*** Begin section ***

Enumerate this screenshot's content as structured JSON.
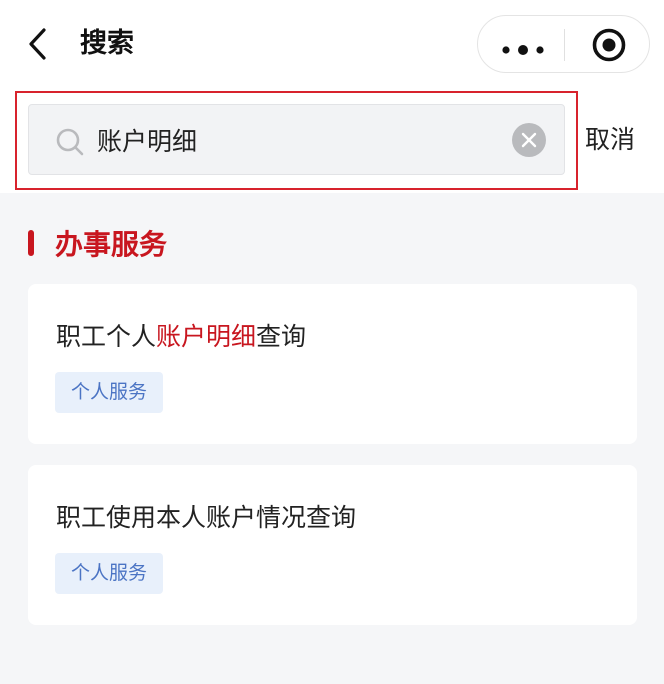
{
  "header": {
    "title": "搜索",
    "icons": {
      "back": "back-chevron-icon",
      "more": "more-dots-icon",
      "close": "target-close-icon"
    }
  },
  "search": {
    "value": "账户明细",
    "placeholder": "",
    "cancel_label": "取消",
    "icons": {
      "search": "search-icon",
      "clear": "clear-icon"
    },
    "highlight_color": "#d8232d"
  },
  "section": {
    "title": "办事服务",
    "accent_color": "#c8161f"
  },
  "results": [
    {
      "title_prefix": "职工个人",
      "title_match": "账户明细",
      "title_suffix": "查询",
      "tag": "个人服务"
    },
    {
      "title": "职工使用本人账户情况查询",
      "tag": "个人服务"
    }
  ]
}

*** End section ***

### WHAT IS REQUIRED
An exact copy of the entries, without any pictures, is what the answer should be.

### THE COMPLETED TASK
Enumerate this screenshot's content as structured JSON.
{
  "header": {
    "title": "搜索",
    "icons": {
      "back": "back-chevron-icon",
      "more": "more-dots-icon",
      "close": "target-close-icon"
    }
  },
  "search": {
    "value": "账户明细",
    "placeholder": "",
    "cancel_label": "取消",
    "icons": {
      "search": "search-icon",
      "clear": "clear-icon"
    },
    "highlight_color": "#d8232d"
  },
  "section": {
    "title": "办事服务",
    "accent_color": "#c8161f"
  },
  "results": [
    {
      "title_prefix": "职工个人",
      "title_match": "账户明细",
      "title_suffix": "查询",
      "tag": "个人服务"
    },
    {
      "title": "职工使用本人账户情况查询",
      "tag": "个人服务"
    }
  ]
}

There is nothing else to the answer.